> _Exercise details_
What is needed is a copy of each line in the listing below that contains "Calificación".

>>

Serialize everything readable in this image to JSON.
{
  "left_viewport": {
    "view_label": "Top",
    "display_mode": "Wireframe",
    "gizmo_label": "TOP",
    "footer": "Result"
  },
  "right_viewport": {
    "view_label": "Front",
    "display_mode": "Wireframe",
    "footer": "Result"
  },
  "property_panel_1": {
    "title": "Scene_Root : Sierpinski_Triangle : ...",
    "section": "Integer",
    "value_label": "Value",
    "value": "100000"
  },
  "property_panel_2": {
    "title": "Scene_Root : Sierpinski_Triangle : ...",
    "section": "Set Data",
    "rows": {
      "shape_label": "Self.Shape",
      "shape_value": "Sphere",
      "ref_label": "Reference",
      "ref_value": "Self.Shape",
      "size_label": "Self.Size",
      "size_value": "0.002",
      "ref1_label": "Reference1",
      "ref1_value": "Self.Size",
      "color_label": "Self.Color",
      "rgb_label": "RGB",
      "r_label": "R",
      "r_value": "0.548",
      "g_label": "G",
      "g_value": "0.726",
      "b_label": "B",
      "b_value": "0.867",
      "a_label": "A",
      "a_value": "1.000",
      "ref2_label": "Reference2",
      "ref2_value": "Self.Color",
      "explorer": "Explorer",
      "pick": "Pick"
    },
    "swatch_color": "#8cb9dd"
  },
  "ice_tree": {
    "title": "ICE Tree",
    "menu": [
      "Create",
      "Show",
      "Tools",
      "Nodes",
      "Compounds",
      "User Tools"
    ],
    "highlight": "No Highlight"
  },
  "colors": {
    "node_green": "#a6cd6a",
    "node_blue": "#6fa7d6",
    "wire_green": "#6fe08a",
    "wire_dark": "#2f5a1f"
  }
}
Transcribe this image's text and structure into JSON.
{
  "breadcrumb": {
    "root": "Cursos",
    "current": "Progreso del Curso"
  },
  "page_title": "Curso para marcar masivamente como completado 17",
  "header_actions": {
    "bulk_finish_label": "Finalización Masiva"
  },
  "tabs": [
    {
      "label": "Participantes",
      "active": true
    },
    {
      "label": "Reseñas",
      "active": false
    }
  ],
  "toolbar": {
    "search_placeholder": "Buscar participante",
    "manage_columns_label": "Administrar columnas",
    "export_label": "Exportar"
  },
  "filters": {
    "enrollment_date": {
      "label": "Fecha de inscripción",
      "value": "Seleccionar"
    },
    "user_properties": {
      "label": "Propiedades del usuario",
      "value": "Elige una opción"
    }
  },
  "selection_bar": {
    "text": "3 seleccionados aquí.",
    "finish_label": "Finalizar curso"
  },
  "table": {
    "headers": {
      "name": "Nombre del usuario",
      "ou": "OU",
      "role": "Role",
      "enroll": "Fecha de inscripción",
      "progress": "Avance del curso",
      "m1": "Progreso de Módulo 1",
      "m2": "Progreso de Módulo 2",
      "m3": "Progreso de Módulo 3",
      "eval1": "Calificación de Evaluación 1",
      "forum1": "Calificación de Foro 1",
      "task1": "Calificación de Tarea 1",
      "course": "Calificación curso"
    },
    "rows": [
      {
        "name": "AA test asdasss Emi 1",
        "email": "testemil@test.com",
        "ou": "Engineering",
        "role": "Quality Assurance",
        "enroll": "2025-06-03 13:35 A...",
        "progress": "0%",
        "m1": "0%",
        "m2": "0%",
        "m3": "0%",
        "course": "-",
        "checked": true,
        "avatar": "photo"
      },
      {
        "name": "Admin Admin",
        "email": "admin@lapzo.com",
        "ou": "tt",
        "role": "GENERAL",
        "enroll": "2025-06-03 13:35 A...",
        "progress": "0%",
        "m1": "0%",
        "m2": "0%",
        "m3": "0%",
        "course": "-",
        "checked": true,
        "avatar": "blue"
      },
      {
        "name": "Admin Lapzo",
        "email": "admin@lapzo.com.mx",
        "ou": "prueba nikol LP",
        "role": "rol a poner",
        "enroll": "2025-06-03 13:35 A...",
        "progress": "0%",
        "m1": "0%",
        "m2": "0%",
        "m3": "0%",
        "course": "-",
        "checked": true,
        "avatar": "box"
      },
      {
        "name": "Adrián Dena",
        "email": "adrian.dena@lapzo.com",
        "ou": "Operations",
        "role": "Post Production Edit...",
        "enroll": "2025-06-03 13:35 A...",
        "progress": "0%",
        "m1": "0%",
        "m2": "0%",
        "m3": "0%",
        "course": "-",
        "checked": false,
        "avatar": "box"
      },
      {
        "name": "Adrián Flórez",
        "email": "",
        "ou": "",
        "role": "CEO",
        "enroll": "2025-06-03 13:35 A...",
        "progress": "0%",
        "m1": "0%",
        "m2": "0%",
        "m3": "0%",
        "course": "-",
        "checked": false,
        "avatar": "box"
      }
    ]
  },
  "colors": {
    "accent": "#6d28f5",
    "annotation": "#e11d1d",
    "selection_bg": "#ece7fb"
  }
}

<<

> _Exercise result_
      "eval1": "Calificación de Evaluación 1",
      "forum1": "Calificación de Foro 1",
      "task1": "Calificación de Tarea 1",
      "course": "Calificación curso"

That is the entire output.